I want to believe in tenderness that’s gentle as a candle, tender as a single vine growing up a tree, the sweet tones of a sparrow’s song, but I can’t stop looking at those crows across the street, balanced like pegs on a telephone line, and clawing at the roof ridges, clinging to the bare tree limbs. And they’re looking down at me. Crows, ready to eat anything that falls dead from a tree, anything hit by a car and flattened on the road, a badger here or a pigeon there, anything stuck to the ground, supermarket discarded cabbages, carrots, or bits of Sunday’s carvery. And fear keeps my hands clenched in my pockets and my hat on my head. Don’t run. Don’t run. They’ll think it’s all fun, and take wing, to chase, to catch ones prey, and they’re calling out with their chainsaw voices.
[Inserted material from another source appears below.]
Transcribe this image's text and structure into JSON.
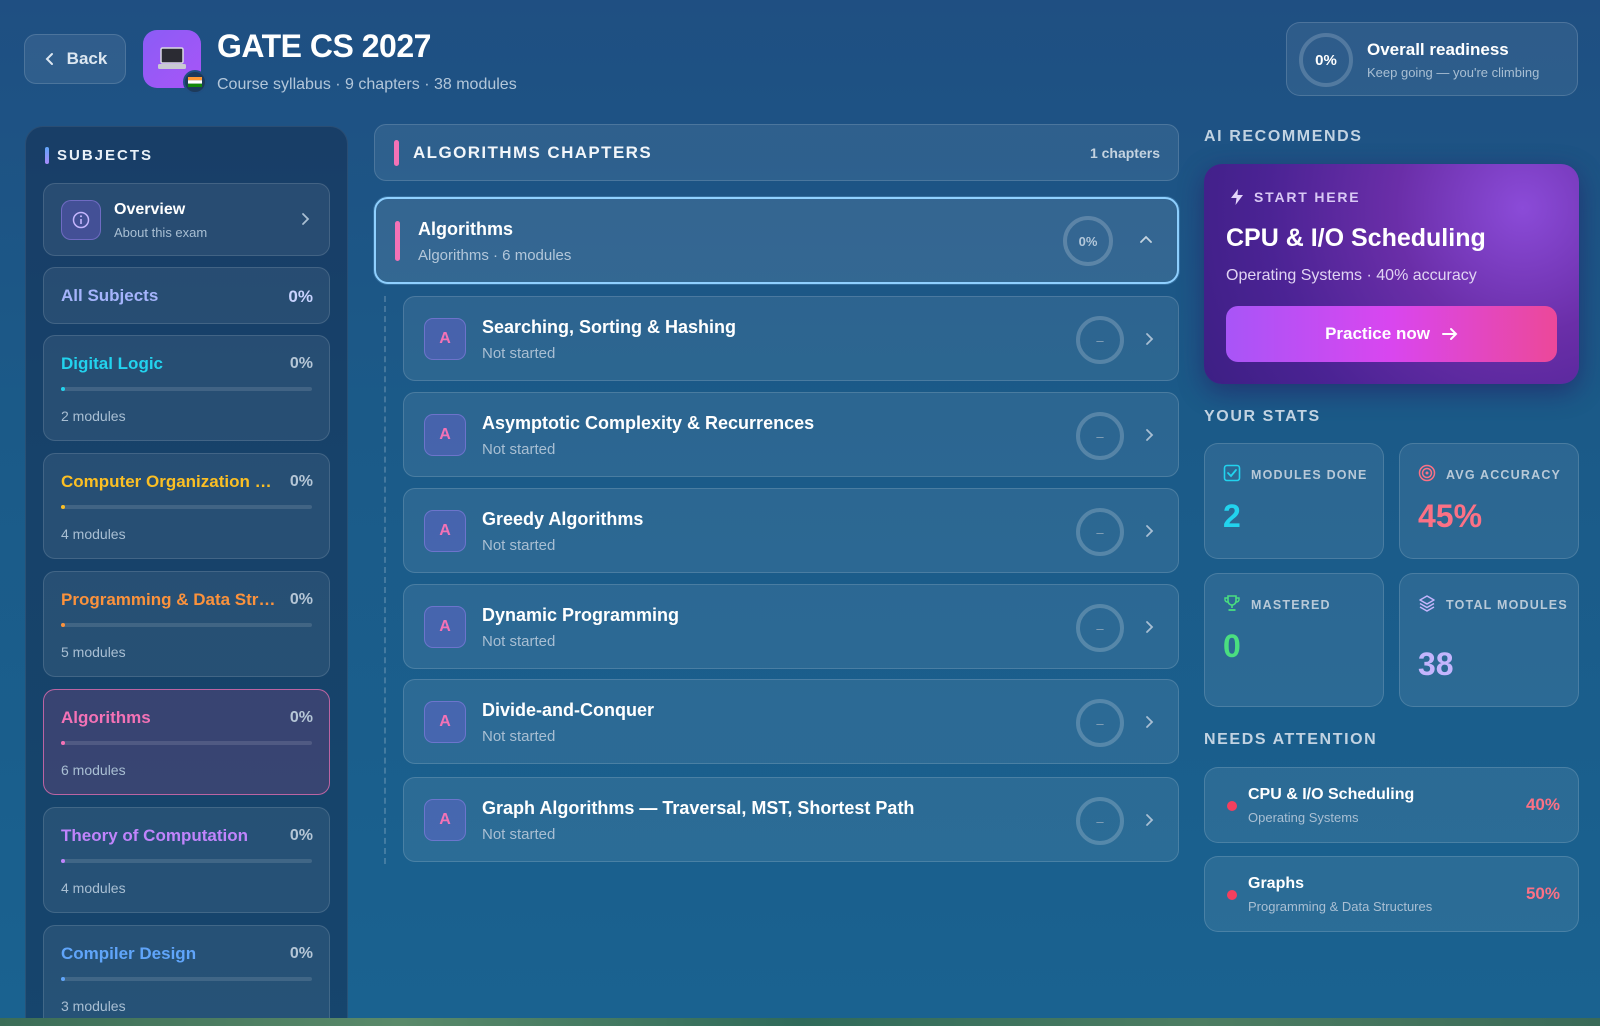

And I can’t stop looking at those crows looking at me.
Grey mists and a crow’s feast
A few bones to pick at